Against the warmongering of the traffic light government


On the subject of international politics, Sahra Wagenknecht has said from the outset that there is only one way out of the Ukraine problem, and that is diplomacy. The BSW wants Berlin to play a stronger geopolitical role and take the initiative in mediating this and other conflicts, instead of being dragged down by the warmongering of NATO, which is so well represented in the current “traffic light coalition” government.


In February 2023, Wagenknecht and veteran journalist and publicist Alice Schwarzer launched the Manifesto for Peace, which was signed by dozens of German public figures from various sectors and petitioned by almost a million citizens, bringing the peace movement onto the streets of Berlin for the first time in years, in a major demonstration against the arms drift the country is slipping into.


Last week, during Zelensky’s visit to the Bundestag to ask for more money and weapons, BSW lawmakers were absent, as were AfD members on the other side of the chamber. The BSW accuses the Scholz government’s policy of “fuelling a highly dangerous spiral of escalation”. MP Sevim Dagdelen told AFP that “by not attending, we are also sending a signal of solidarity to all Ukrainians who want an immediate ceasefire and a negotiated solution instead of being forcibly recruited by President Zelensky as cannon fodder for an unwinnable war”.


Local, state and federal elections


The possibility of new coalitions at both local and state level, with an eye to the 2025 federal elections, is another interesting topic for a party that claims to be ideologically transversal. The BSW (like the AfD) also won the local elections on 9 September in several municipalities in the east, with even better results than those of the EP. However, both parties won’t be able to fill some of the seats they won because they simply don’t have the candidates. The seats remain vacant until the next elections in five years’ time, and the votes are lost.


Shortly before the EP elections, the leader of the CDU, Friedrich Merz, said on ARD: “It’s absolutely clear, we’ve always said it: We don’t cooperate with far-right and far-left parties”. He was referring to the AfD and Die Linke, but added that the BSW was “far right on some issues and far left on others”, thus also ruling out any possible alliances with the new party.
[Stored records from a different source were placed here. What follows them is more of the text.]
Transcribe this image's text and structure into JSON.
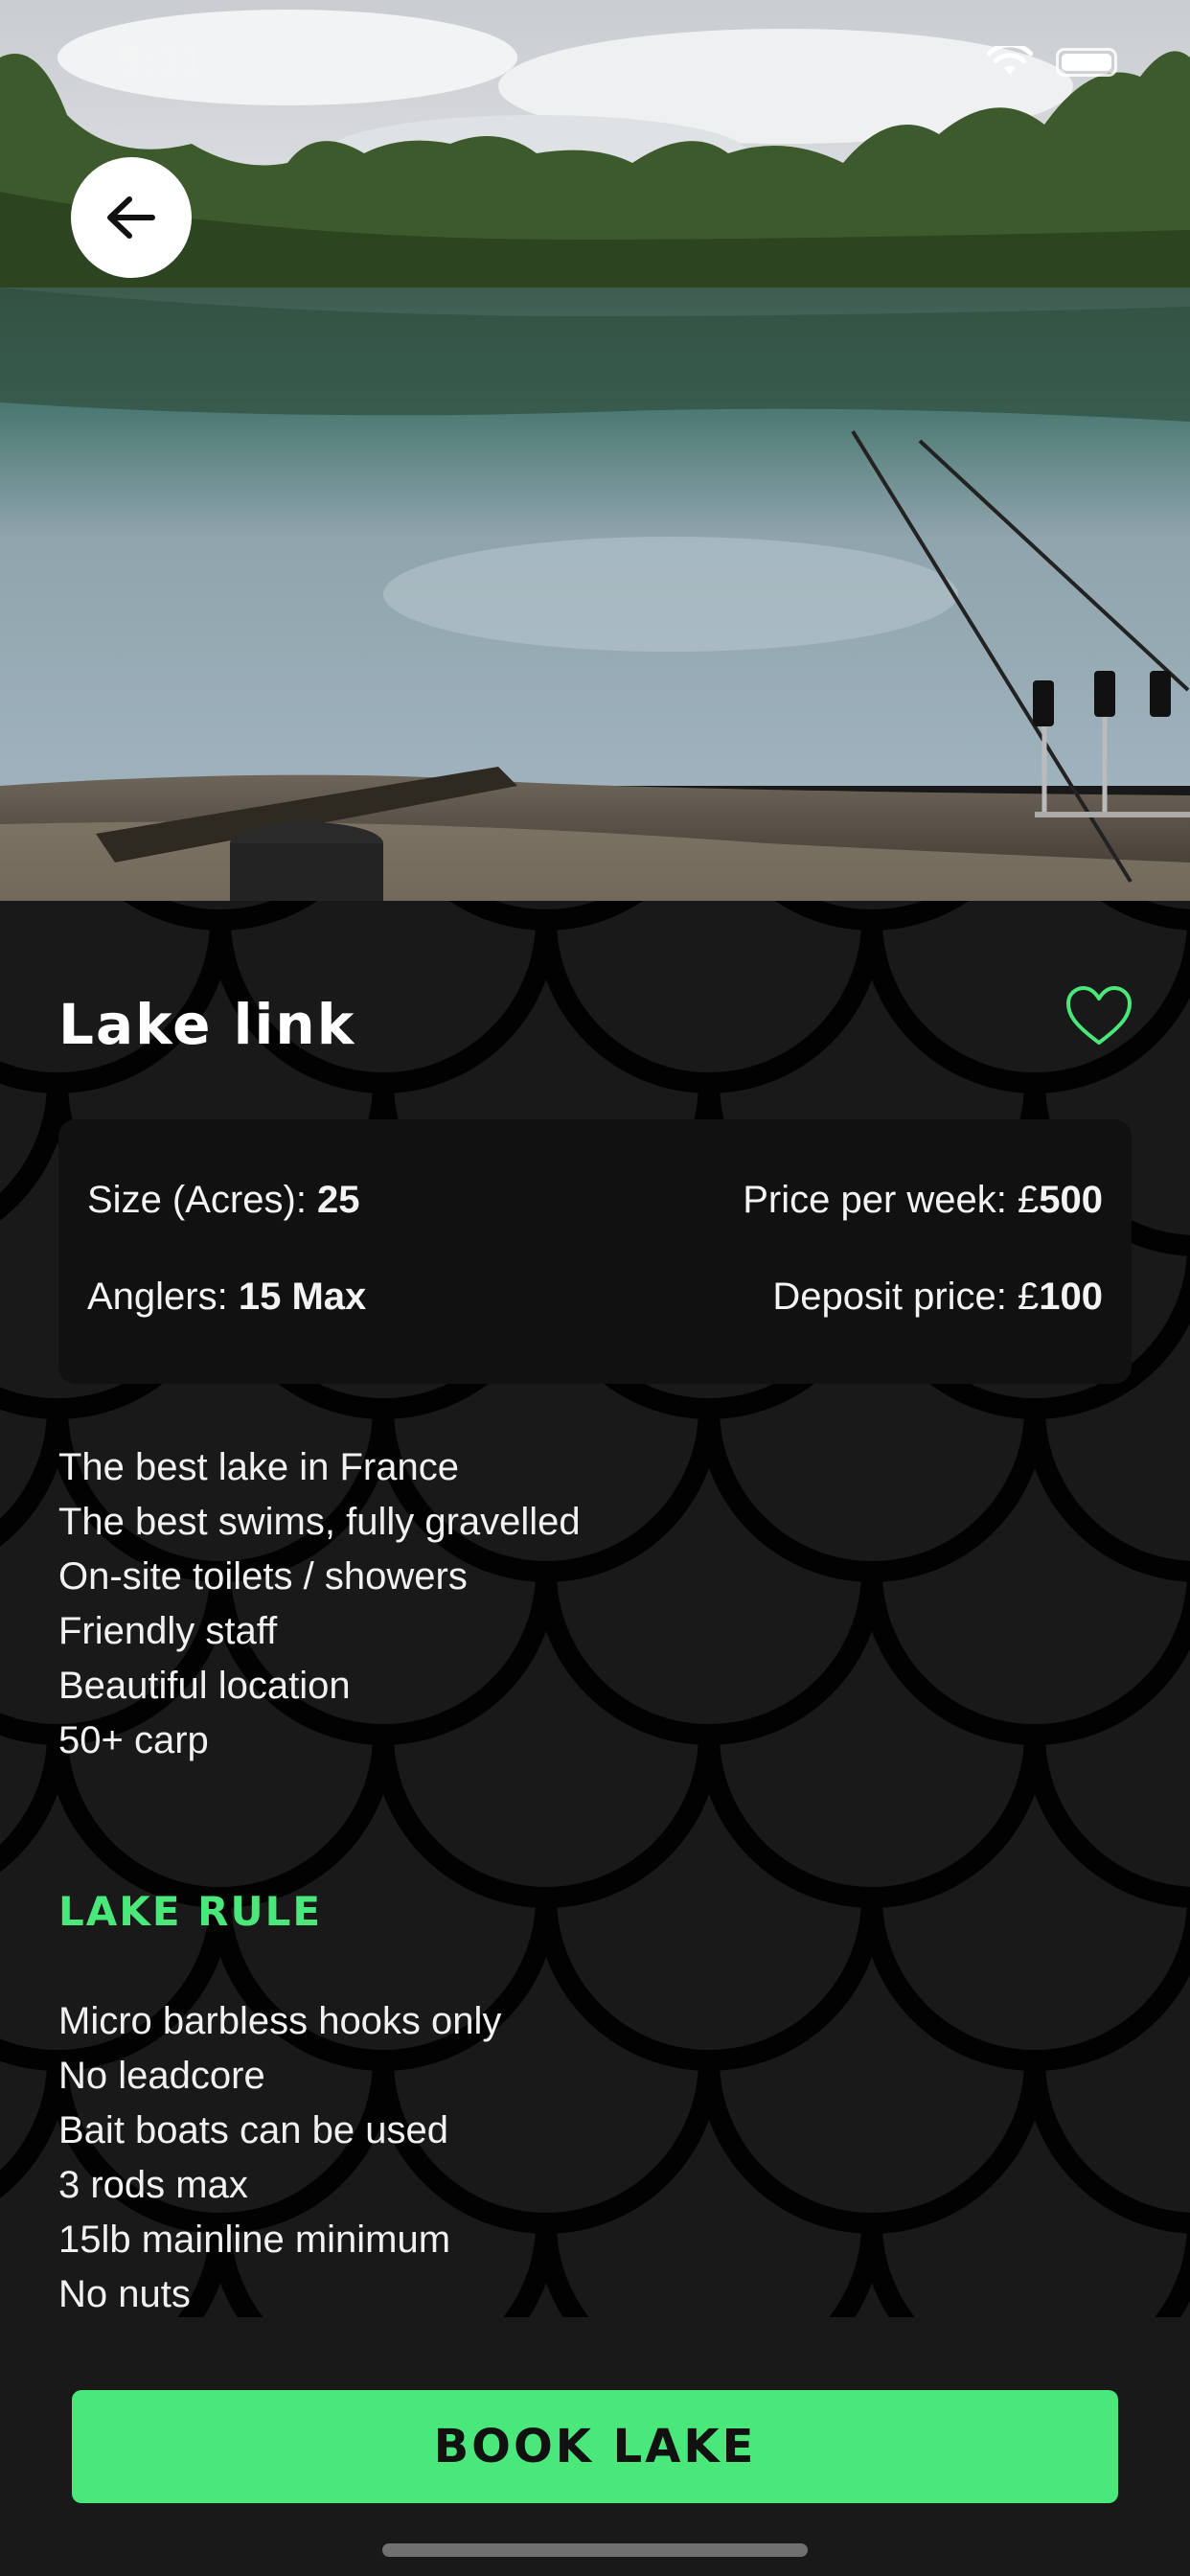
{
  "status_bar": {
    "time": "5:31"
  },
  "hero": {
    "image": "lake-with-fishing-rods-photo"
  },
  "lake": {
    "name": "Lake link",
    "favorite_icon": "heart-outline-icon",
    "size_label": "Size (Acres): ",
    "size_value": "25",
    "price_label": "Price per week: £",
    "price_value": "500",
    "anglers_label": "Anglers: ",
    "anglers_value": "15 Max",
    "deposit_label": "Deposit price: £",
    "deposit_value": "100"
  },
  "features": [
    "The best lake in France",
    "The best swims,  fully gravelled",
    "On-site toilets / showers",
    "Friendly staff",
    "Beautiful location",
    "50+ carp"
  ],
  "rules_heading": "LAKE RULE",
  "rules": [
    "Micro barbless hooks only",
    "No leadcore",
    "Bait boats can be used",
    "3 rods max",
    "15lb mainline minimum",
    "No nuts"
  ],
  "actions": {
    "book_label": "BOOK LAKE"
  },
  "colors": {
    "accent": "#4ae87a",
    "background": "#191919",
    "card": "#111111"
  }
}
Following the electoral success of both the AfD and the BSW in the east of the country, the CDU leader reversed himself and admitted that he was open to working with the BSW. “We will have to see what constellations emerge” in the September state elections in the east of the country, he said. The CDU and the BSW are at the poles of social and economic, geopolitical and ideological models. They have almost nothing in common, but Merz likes the idea of corrupting the BSW in order to win another state in the east of the country.


Despite some common ground with the AfD, particularly on the war in Ukraine and relations with Russia, it would be premature to talk about possible alliances. It’s unlikely that the lists together would win a majority in Thuringia or Saxony, but they could come close. This possibility cannot be ruled out in other eastern states in the future.


However, there are clear ideological differences between the two programmes. In a recent tweet, Maximilian Krah, still the AfD’s leader in the EP and a native of Saxony, charged that “the welfare state of Wagenknecht & Co. leads to a redistribution from Germans to immigrants, which patriotic solidarity avoids without being radical. The AfD will defend its concept offensively and oppose Wagenknecht”.


Ricardo Nuno Costa ? geopolitical expert, writer, columnist, and editor-in-chief of, especially for New Eastern Outlook. Courtesy


User Comments Post a Comment

Back to Top